Of course, not so much of secret ballots, after all!

Izzat Haqimi Adzhar, a 22-year-old student from Johor Bharu, Johor is highly motivated to vote in the next election. He said, “I’m all prepared.

Youths are active members of the society. I actively follow Malaysia’s political scene and agenda. Selecting the right government is critical.”

The student who also works part-time continued, “I respect everyone’s opinion and choice to choose their own party.

My decision is based on how a leader and its members manage their particular party and their action proven afterwards. Some promises are just unrealistic.”

Youth’s perspective and ideas should be taken into account when it comes to creating and building a nation that they shall soon have to live in, manage and flourish.

They are obviously going to inherit the triumphs and damages of previous generation’s decision-making, so why not count their views in?

On the contrary, Muhammad Sharafi Shaffiai feels that lowering the voting age is not sound judgment.

The 24-year-old student from Kedah highlighted, “21 is definitely better. Overall, even I’m not excited to vote. Any party which wins and rules the country will end up having the same traits.”

“Their manifesto seems dull and their actions differ after winning. Watching political scenes topped up with our own knowledge and parents’ opinions, both youngsters and older generations usually end up making the same old decisions,” Sharafi continued.

“As long as capitalists are taking advantage of the political scene, our country will continuously move downhill. I hope to see major changes next,” he summed up.

On the other hand, most opinions received from elderly citizens goes along the line of, “Youths do not have sufficient political knowledge and readiness to vote”.

This statement is being repeatedly used when asked for their perspective.

“Youngsters are filled with emotional turmoil when giving their views,” a pensioned educator said.

“They are at an age where they are most likely to rebel no matter what. It wouldn’t be wise especially if they start spreading political ideas at educational institutions without boundaries.”

Consequently, it is crucial to understand that Malaysian youths are not fully independent in making political decisions. Youth’s political knowledge mostly comes from families and friends.

“Although I feel that lowering the voting age is not a wise decision, those who are aware of the current issue is definitely able to be more independent in their decision-making,” said Muhammad Luqman.

“I do not want my country to flop and move backwards because of greed by irresponsible political parties,” the 26-year-old finished.

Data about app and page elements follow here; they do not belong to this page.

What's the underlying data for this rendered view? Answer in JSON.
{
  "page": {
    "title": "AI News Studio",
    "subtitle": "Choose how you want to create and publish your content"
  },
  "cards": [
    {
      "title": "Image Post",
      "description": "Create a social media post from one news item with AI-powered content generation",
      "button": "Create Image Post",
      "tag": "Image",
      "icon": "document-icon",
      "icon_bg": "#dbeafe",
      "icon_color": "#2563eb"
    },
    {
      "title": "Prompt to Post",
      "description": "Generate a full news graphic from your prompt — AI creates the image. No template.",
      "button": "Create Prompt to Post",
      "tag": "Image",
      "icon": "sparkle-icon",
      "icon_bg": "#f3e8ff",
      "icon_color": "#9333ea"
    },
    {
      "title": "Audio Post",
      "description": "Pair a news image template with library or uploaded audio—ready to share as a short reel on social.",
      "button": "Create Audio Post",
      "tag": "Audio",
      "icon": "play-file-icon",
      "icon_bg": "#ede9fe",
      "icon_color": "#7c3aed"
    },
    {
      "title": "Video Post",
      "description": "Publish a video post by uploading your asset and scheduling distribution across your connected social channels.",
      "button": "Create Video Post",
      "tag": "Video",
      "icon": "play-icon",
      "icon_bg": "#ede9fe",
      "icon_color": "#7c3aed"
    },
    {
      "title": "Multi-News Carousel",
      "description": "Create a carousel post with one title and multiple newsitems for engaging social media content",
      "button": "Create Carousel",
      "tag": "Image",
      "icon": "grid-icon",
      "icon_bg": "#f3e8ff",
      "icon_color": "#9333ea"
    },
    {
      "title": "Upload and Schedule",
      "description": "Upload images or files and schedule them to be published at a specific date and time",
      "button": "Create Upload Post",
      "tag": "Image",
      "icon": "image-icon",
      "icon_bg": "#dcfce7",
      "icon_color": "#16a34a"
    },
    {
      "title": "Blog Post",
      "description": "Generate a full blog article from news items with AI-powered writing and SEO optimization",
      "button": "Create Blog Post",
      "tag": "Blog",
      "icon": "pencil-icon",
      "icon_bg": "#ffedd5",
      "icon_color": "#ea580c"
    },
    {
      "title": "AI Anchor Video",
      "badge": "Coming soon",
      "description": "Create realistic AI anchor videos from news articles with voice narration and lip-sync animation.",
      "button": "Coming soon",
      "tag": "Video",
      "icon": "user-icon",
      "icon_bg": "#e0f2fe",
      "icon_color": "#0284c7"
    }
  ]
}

Youths who are keen to do more research and think critically tend to make objective decisions.

“Our votes tend to be more genuine because we are not exposed to any political gains or personal benefit,” Muhammad Syazani Akmal, an 18-year-old student commented.

Well, at least not yet. So fresh. So clean. Innocence is brilliance. Whatever it is, Malaysia Day is coming. Malaysia Day marks the joined day of Malaya (Peninsular Malaysia), North Borneo (Sabah), and Sarawak to form the beautiful Malaysia.

Imagine these views and opinions as puzzle pieces. In order to create something more beautiful, it has to be united. Like the beautiful Malaysia.

Band-aids cannot cover bullet holes. Unity without intelligence and wisdom is still no better than conspiracy! Together, we can do much better.

Watch out for the other side of the coin, next week. Enhance your critical thinking skills before putting together other puzzle pieces soon.

SYAZUIN SAZALI is a Subject Matter Expert in English language and soft skills. She aims to continuously advocate for progressive growth in education.

Linkedin & Instagram: @syazuinsazali, Email: [email protected]